_WHAT YOU SHOULD DO_
Return the whole listing, line for line, without the pictures in it.

_AVAILABLE RECORDS_
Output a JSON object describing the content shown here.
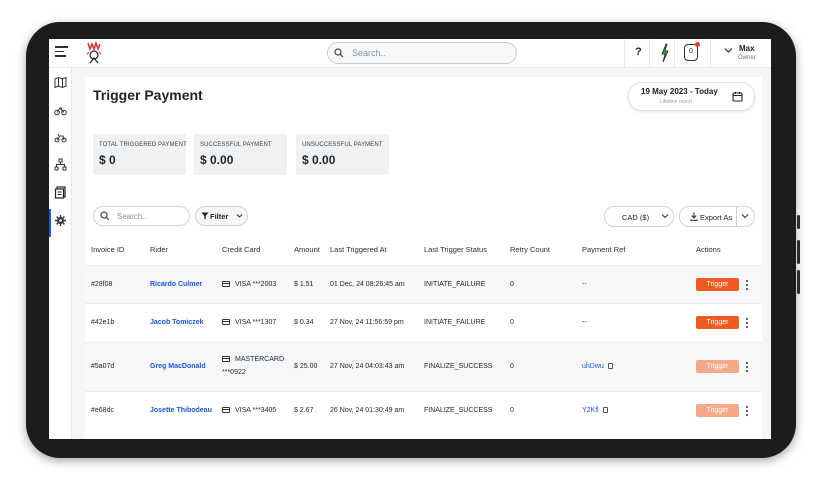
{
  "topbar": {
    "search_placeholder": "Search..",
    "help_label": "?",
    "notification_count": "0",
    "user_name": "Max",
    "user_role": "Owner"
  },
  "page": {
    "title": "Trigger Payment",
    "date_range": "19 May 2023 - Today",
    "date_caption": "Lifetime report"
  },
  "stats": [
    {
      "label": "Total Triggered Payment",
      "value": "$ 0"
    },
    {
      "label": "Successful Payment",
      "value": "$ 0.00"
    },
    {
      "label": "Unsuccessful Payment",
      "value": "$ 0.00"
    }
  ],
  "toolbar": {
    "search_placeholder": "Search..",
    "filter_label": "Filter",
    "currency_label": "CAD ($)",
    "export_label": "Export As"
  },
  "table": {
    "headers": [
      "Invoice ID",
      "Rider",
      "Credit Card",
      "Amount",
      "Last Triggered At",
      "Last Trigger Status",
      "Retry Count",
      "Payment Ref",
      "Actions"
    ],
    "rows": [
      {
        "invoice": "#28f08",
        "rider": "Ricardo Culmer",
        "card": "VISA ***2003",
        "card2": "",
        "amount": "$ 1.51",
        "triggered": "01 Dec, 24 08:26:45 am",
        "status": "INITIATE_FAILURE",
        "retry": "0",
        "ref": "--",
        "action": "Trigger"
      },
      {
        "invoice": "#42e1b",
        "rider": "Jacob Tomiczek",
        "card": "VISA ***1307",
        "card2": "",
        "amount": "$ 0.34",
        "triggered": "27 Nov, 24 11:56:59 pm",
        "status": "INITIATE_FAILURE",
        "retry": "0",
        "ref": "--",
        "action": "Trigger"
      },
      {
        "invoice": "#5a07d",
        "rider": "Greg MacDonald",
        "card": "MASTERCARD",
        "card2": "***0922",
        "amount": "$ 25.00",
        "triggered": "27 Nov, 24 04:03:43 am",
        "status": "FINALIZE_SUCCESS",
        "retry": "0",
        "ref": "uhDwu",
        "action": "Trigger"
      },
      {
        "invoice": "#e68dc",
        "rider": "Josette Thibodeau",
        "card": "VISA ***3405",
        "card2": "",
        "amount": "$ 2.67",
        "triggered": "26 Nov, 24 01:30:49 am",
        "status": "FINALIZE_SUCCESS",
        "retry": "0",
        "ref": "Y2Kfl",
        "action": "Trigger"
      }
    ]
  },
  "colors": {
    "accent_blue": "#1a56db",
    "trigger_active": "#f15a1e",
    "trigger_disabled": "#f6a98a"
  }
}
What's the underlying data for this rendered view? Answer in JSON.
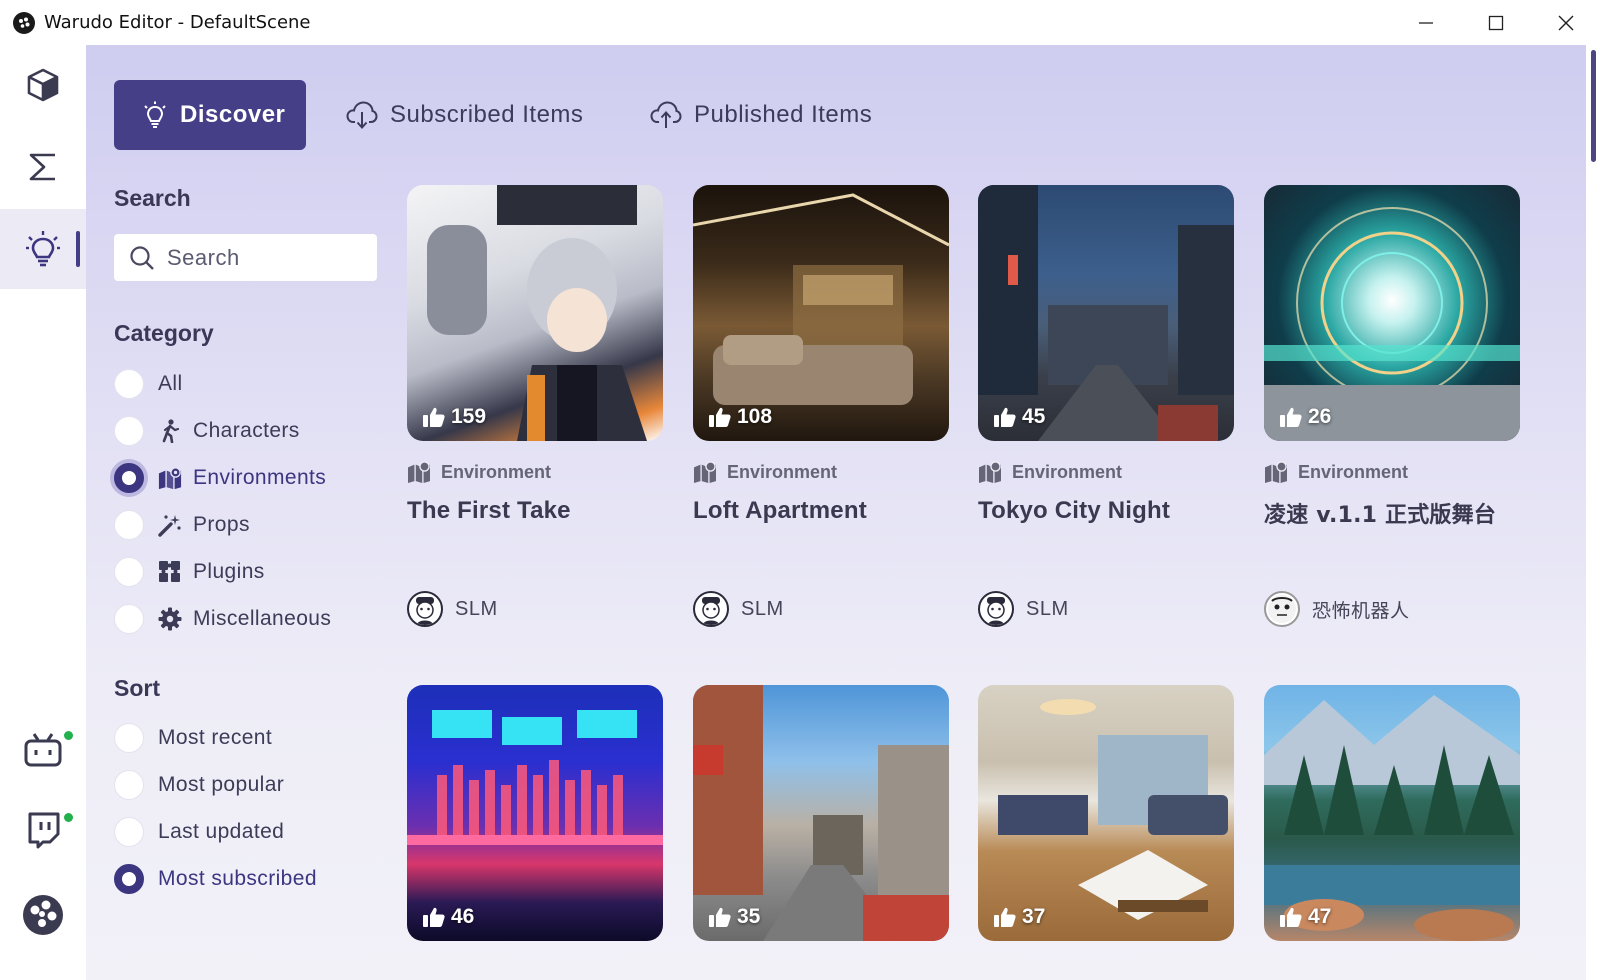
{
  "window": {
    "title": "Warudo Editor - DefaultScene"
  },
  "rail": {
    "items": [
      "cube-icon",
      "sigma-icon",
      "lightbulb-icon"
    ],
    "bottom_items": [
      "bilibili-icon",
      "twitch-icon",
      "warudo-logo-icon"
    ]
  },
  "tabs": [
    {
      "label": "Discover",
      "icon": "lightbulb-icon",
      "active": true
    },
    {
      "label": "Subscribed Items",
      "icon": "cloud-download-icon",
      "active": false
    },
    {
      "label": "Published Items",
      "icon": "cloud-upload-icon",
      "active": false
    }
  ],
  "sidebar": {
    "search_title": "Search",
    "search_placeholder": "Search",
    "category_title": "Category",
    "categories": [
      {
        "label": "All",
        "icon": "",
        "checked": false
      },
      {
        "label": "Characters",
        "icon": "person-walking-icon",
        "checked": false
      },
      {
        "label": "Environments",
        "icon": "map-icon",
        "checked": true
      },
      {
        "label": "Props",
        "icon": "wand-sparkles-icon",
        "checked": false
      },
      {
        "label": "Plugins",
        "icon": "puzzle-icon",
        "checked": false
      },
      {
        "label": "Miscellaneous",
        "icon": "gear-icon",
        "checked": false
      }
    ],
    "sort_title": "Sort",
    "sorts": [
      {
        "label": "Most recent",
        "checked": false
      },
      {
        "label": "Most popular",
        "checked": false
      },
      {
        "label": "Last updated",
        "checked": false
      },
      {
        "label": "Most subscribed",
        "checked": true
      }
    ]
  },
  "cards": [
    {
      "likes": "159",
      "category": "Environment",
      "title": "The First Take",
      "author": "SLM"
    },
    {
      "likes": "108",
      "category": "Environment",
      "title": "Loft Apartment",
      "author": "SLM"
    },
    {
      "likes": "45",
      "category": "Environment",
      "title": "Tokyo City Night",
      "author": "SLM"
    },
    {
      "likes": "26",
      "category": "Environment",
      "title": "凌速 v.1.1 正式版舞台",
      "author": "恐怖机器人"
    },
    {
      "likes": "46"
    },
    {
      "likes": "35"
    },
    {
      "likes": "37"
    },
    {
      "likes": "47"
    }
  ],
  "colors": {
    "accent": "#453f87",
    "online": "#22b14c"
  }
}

_REPLY TO THE TASK_
Output a JSON object describing the content shown here.
{
  "topbar": {
    "search_placeholder": "Search..",
    "help_label": "?",
    "notification_count": "0",
    "user_name": "Max",
    "user_role": "Owner"
  },
  "page": {
    "title": "Trigger Payment",
    "date_range": "19 May 2023 - Today",
    "date_caption": "Lifetime report"
  },
  "stats": [
    {
      "label": "Total Triggered Payment",
      "value": "$ 0"
    },
    {
      "label": "Successful Payment",
      "value": "$ 0.00"
    },
    {
      "label": "Unsuccessful Payment",
      "value": "$ 0.00"
    }
  ],
  "toolbar": {
    "search_placeholder": "Search..",
    "filter_label": "Filter",
    "currency_label": "CAD ($)",
    "export_label": "Export As"
  },
  "table": {
    "headers": [
      "Invoice ID",
      "Rider",
      "Credit Card",
      "Amount",
      "Last Triggered At",
      "Last Trigger Status",
      "Retry Count",
      "Payment Ref",
      "Actions"
    ],
    "rows": [
      {
        "invoice": "#28f08",
        "rider": "Ricardo Culmer",
        "card": "VISA ***2003",
        "card2": "",
        "amount": "$ 1.51",
        "triggered": "01 Dec, 24 08:26:45 am",
        "status": "INITIATE_FAILURE",
        "retry": "0",
        "ref": "--",
        "action": "Trigger"
      },
      {
        "invoice": "#42e1b",
        "rider": "Jacob Tomiczek",
        "card": "VISA ***1307",
        "card2": "",
        "amount": "$ 0.34",
        "triggered": "27 Nov, 24 11:56:59 pm",
        "status": "INITIATE_FAILURE",
        "retry": "0",
        "ref": "--",
        "action": "Trigger"
      },
      {
        "invoice": "#5a07d",
        "rider": "Greg MacDonald",
        "card": "MASTERCARD",
        "card2": "***0922",
        "amount": "$ 25.00",
        "triggered": "27 Nov, 24 04:03:43 am",
        "status": "FINALIZE_SUCCESS",
        "retry": "0",
        "ref": "uhDwu",
        "action": "Trigger"
      },
      {
        "invoice": "#e68dc",
        "rider": "Josette Thibodeau",
        "card": "VISA ***3405",
        "card2": "",
        "amount": "$ 2.67",
        "triggered": "26 Nov, 24 01:30:49 am",
        "status": "FINALIZE_SUCCESS",
        "retry": "0",
        "ref": "Y2Kfl",
        "action": "Trigger"
      }
    ]
  },
  "colors": {
    "accent_blue": "#1a56db",
    "trigger_active": "#f15a1e",
    "trigger_disabled": "#f6a98a"
  }
}
What's the underlying data for this rendered view? Answer in JSON.
{
  "window": {
    "title": "Warudo Editor - DefaultScene"
  },
  "rail": {
    "items": [
      "cube-icon",
      "sigma-icon",
      "lightbulb-icon"
    ],
    "bottom_items": [
      "bilibili-icon",
      "twitch-icon",
      "warudo-logo-icon"
    ]
  },
  "tabs": [
    {
      "label": "Discover",
      "icon": "lightbulb-icon",
      "active": true
    },
    {
      "label": "Subscribed Items",
      "icon": "cloud-download-icon",
      "active": false
    },
    {
      "label": "Published Items",
      "icon": "cloud-upload-icon",
      "active": false
    }
  ],
  "sidebar": {
    "search_title": "Search",
    "search_placeholder": "Search",
    "category_title": "Category",
    "categories": [
      {
        "label": "All",
        "icon": "",
        "checked": false
      },
      {
        "label": "Characters",
        "icon": "person-walking-icon",
        "checked": false
      },
      {
        "label": "Environments",
        "icon": "map-icon",
        "checked": true
      },
      {
        "label": "Props",
        "icon": "wand-sparkles-icon",
        "checked": false
      },
      {
        "label": "Plugins",
        "icon": "puzzle-icon",
        "checked": false
      },
      {
        "label": "Miscellaneous",
        "icon": "gear-icon",
        "checked": false
      }
    ],
    "sort_title": "Sort",
    "sorts": [
      {
        "label": "Most recent",
        "checked": false
      },
      {
        "label": "Most popular",
        "checked": false
      },
      {
        "label": "Last updated",
        "checked": false
      },
      {
        "label": "Most subscribed",
        "checked": true
      }
    ]
  },
  "cards": [
    {
      "likes": "159",
      "category": "Environment",
      "title": "The First Take",
      "author": "SLM"
    },
    {
      "likes": "108",
      "category": "Environment",
      "title": "Loft Apartment",
      "author": "SLM"
    },
    {
      "likes": "45",
      "category": "Environment",
      "title": "Tokyo City Night",
      "author": "SLM"
    },
    {
      "likes": "26",
      "category": "Environment",
      "title": "凌速 v.1.1 正式版舞台",
      "author": "恐怖机器人"
    },
    {
      "likes": "46"
    },
    {
      "likes": "35"
    },
    {
      "likes": "37"
    },
    {
      "likes": "47"
    }
  ],
  "colors": {
    "accent": "#453f87",
    "online": "#22b14c"
  }
}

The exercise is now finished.